═══ DATASET EXCERPTS ═══
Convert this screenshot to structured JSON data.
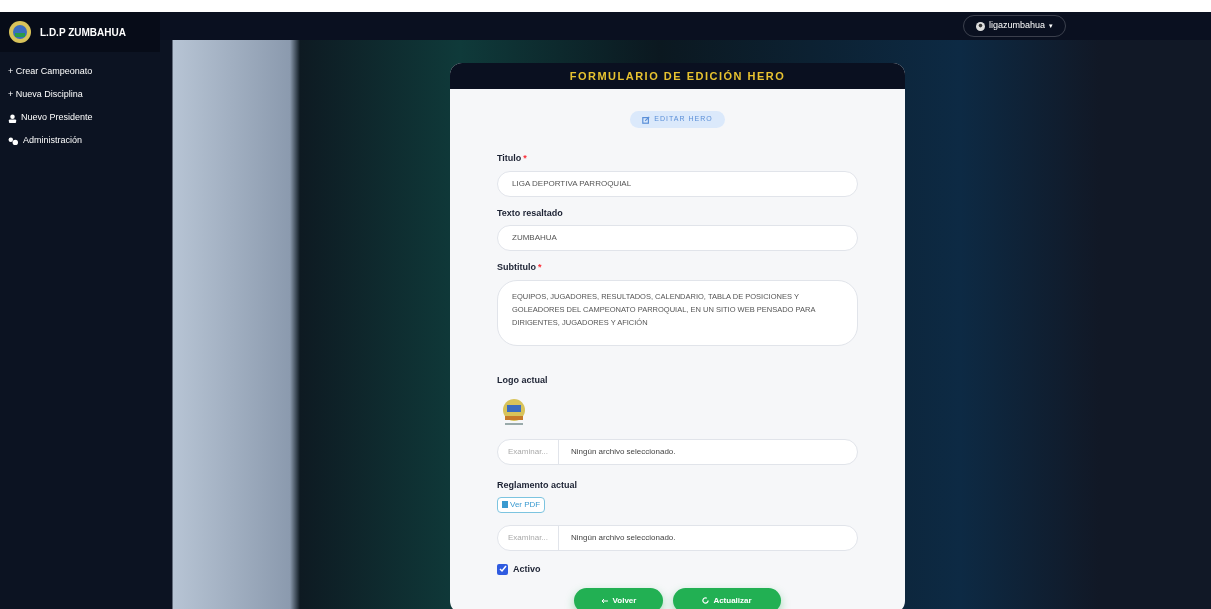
{
  "sidebar": {
    "brand": "L.D.P ZUMBAHUA",
    "items": [
      {
        "kind": "plain",
        "label": "+ Crear Campeonato"
      },
      {
        "kind": "plain",
        "label": "+ Nueva Disciplina"
      },
      {
        "kind": "user",
        "label": "Nuevo Presidente"
      },
      {
        "kind": "users",
        "label": "Administración"
      }
    ]
  },
  "navbar": {
    "user": "ligazumbahua",
    "caret": "▾"
  },
  "form": {
    "title": "FORMULARIO DE EDICIÓN HERO",
    "badge": "EDITAR HERO",
    "fields": [
      {
        "kind": "text",
        "label": "Titulo",
        "required_mark": "*",
        "value": "LIGA DEPORTIVA PARROQUIAL"
      },
      {
        "kind": "text",
        "label": "Texto resaltado",
        "value": "ZUMBAHUA"
      },
      {
        "kind": "textarea",
        "label": "Subtitulo",
        "required_mark": "*",
        "value": "EQUIPOS, JUGADORES, RESULTADOS, CALENDARIO, TABLA DE POSICIONES Y GOLEADORES DEL CAMPEONATO PARROQUIAL, EN UN SITIO WEB PENSADO PARA DIRIGENTES, JUGADORES Y AFICIÓN"
      },
      {
        "kind": "logo",
        "label": "Logo actual"
      },
      {
        "kind": "file",
        "button": "Examinar...",
        "value": "Ningún archivo seleccionado."
      },
      {
        "kind": "pdf",
        "label": "Reglamento actual",
        "button": "Ver PDF"
      },
      {
        "kind": "file",
        "button": "Examinar...",
        "value": "Ningún archivo seleccionado."
      },
      {
        "kind": "checkbox",
        "label": "Activo",
        "checked": true
      }
    ],
    "buttons": [
      {
        "kind": "back",
        "label": "Volver"
      },
      {
        "kind": "update",
        "label": "Actualizar"
      }
    ]
  }
}
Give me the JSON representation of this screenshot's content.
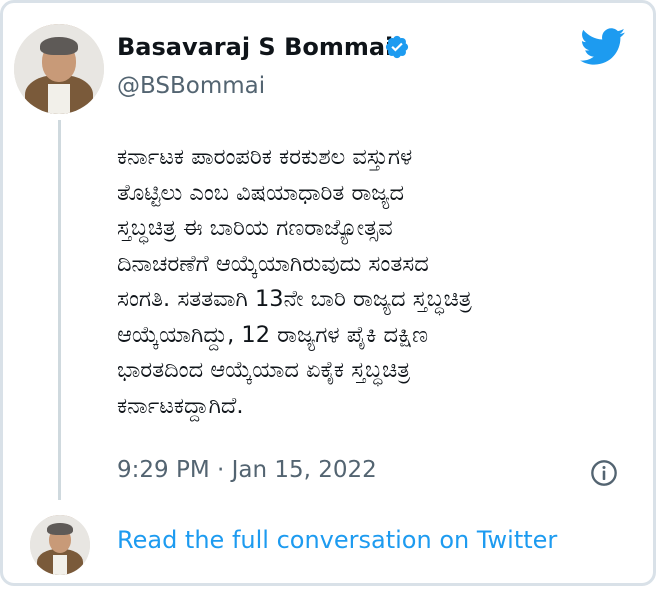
{
  "author": {
    "name": "Basavaraj S Bommai",
    "handle": "@BSBommai",
    "verified": true,
    "avatar": "profile-photo"
  },
  "tweet": {
    "text": "ಕರ್ನಾಟಕ ಪಾರಂಪರಿಕ ಕರಕುಶಲ ವಸ್ತುಗಳ\nತೊಟ್ಟಿಲು ಎಂಬ ವಿಷಯಾಧಾರಿತ ರಾಜ್ಯದ\nಸ್ತಬ್ಧಚಿತ್ರ ಈ ಬಾರಿಯ ಗಣರಾಜ್ಯೋತ್ಸವ\nದಿನಾಚರಣೆಗೆ ಆಯ್ಕೆಯಾಗಿರುವುದು ಸಂತಸದ\nಸಂಗತಿ. ಸತತವಾಗಿ 13ನೇ ಬಾರಿ ರಾಜ್ಯದ ಸ್ತಬ್ಧಚಿತ್ರ\nಆಯ್ಕೆಯಾಗಿದ್ದು, 12 ರಾಜ್ಯಗಳ ಪೈಕಿ ದಕ್ಷಿಣ\nಭಾರತದಿಂದ ಆಯ್ಕೆಯಾದ ಏಕೈಕ ಸ್ತಬ್ಧಚಿತ್ರ\nಕರ್ನಾಟಕದ್ದಾಗಿದೆ.",
    "timestamp": "9:29 PM · Jan 15, 2022"
  },
  "footer": {
    "link_label": "Read the full conversation on Twitter"
  },
  "icons": {
    "brand": "twitter-bird-icon",
    "verified": "verified-badge-icon",
    "info": "info-icon"
  },
  "colors": {
    "brand_blue": "#1d9bf0",
    "text_primary": "#0f1419",
    "text_secondary": "#536471",
    "border": "#d9e1e8"
  }
}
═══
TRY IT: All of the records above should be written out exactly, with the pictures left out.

REPLY TO THE EXERCISE:
Convert this screenshot to structured JSON data.
{
  "sidebar": {
    "brand": "L.D.P ZUMBAHUA",
    "items": [
      {
        "kind": "plain",
        "label": "+ Crear Campeonato"
      },
      {
        "kind": "plain",
        "label": "+ Nueva Disciplina"
      },
      {
        "kind": "user",
        "label": "Nuevo Presidente"
      },
      {
        "kind": "users",
        "label": "Administración"
      }
    ]
  },
  "navbar": {
    "user": "ligazumbahua",
    "caret": "▾"
  },
  "form": {
    "title": "FORMULARIO DE EDICIÓN HERO",
    "badge": "EDITAR HERO",
    "fields": [
      {
        "kind": "text",
        "label": "Titulo",
        "required_mark": "*",
        "value": "LIGA DEPORTIVA PARROQUIAL"
      },
      {
        "kind": "text",
        "label": "Texto resaltado",
        "value": "ZUMBAHUA"
      },
      {
        "kind": "textarea",
        "label": "Subtitulo",
        "required_mark": "*",
        "value": "EQUIPOS, JUGADORES, RESULTADOS, CALENDARIO, TABLA DE POSICIONES Y GOLEADORES DEL CAMPEONATO PARROQUIAL, EN UN SITIO WEB PENSADO PARA DIRIGENTES, JUGADORES Y AFICIÓN"
      },
      {
        "kind": "logo",
        "label": "Logo actual"
      },
      {
        "kind": "file",
        "button": "Examinar...",
        "value": "Ningún archivo seleccionado."
      },
      {
        "kind": "pdf",
        "label": "Reglamento actual",
        "button": "Ver PDF"
      },
      {
        "kind": "file",
        "button": "Examinar...",
        "value": "Ningún archivo seleccionado."
      },
      {
        "kind": "checkbox",
        "label": "Activo",
        "checked": true
      }
    ],
    "buttons": [
      {
        "kind": "back",
        "label": "Volver"
      },
      {
        "kind": "update",
        "label": "Actualizar"
      }
    ]
  }
}
Give me the JSON representation of this screenshot's content.
{
  "author": {
    "name": "Basavaraj S Bommai",
    "handle": "@BSBommai",
    "verified": true,
    "avatar": "profile-photo"
  },
  "tweet": {
    "text": "ಕರ್ನಾಟಕ ಪಾರಂಪರಿಕ ಕರಕುಶಲ ವಸ್ತುಗಳ\nತೊಟ್ಟಿಲು ಎಂಬ ವಿಷಯಾಧಾರಿತ ರಾಜ್ಯದ\nಸ್ತಬ್ಧಚಿತ್ರ ಈ ಬಾರಿಯ ಗಣರಾಜ್ಯೋತ್ಸವ\nದಿನಾಚರಣೆಗೆ ಆಯ್ಕೆಯಾಗಿರುವುದು ಸಂತಸದ\nಸಂಗತಿ. ಸತತವಾಗಿ 13ನೇ ಬಾರಿ ರಾಜ್ಯದ ಸ್ತಬ್ಧಚಿತ್ರ\nಆಯ್ಕೆಯಾಗಿದ್ದು, 12 ರಾಜ್ಯಗಳ ಪೈಕಿ ದಕ್ಷಿಣ\nಭಾರತದಿಂದ ಆಯ್ಕೆಯಾದ ಏಕೈಕ ಸ್ತಬ್ಧಚಿತ್ರ\nಕರ್ನಾಟಕದ್ದಾಗಿದೆ.",
    "timestamp": "9:29 PM · Jan 15, 2022"
  },
  "footer": {
    "link_label": "Read the full conversation on Twitter"
  },
  "icons": {
    "brand": "twitter-bird-icon",
    "verified": "verified-badge-icon",
    "info": "info-icon"
  },
  "colors": {
    "brand_blue": "#1d9bf0",
    "text_primary": "#0f1419",
    "text_secondary": "#536471",
    "border": "#d9e1e8"
  }
}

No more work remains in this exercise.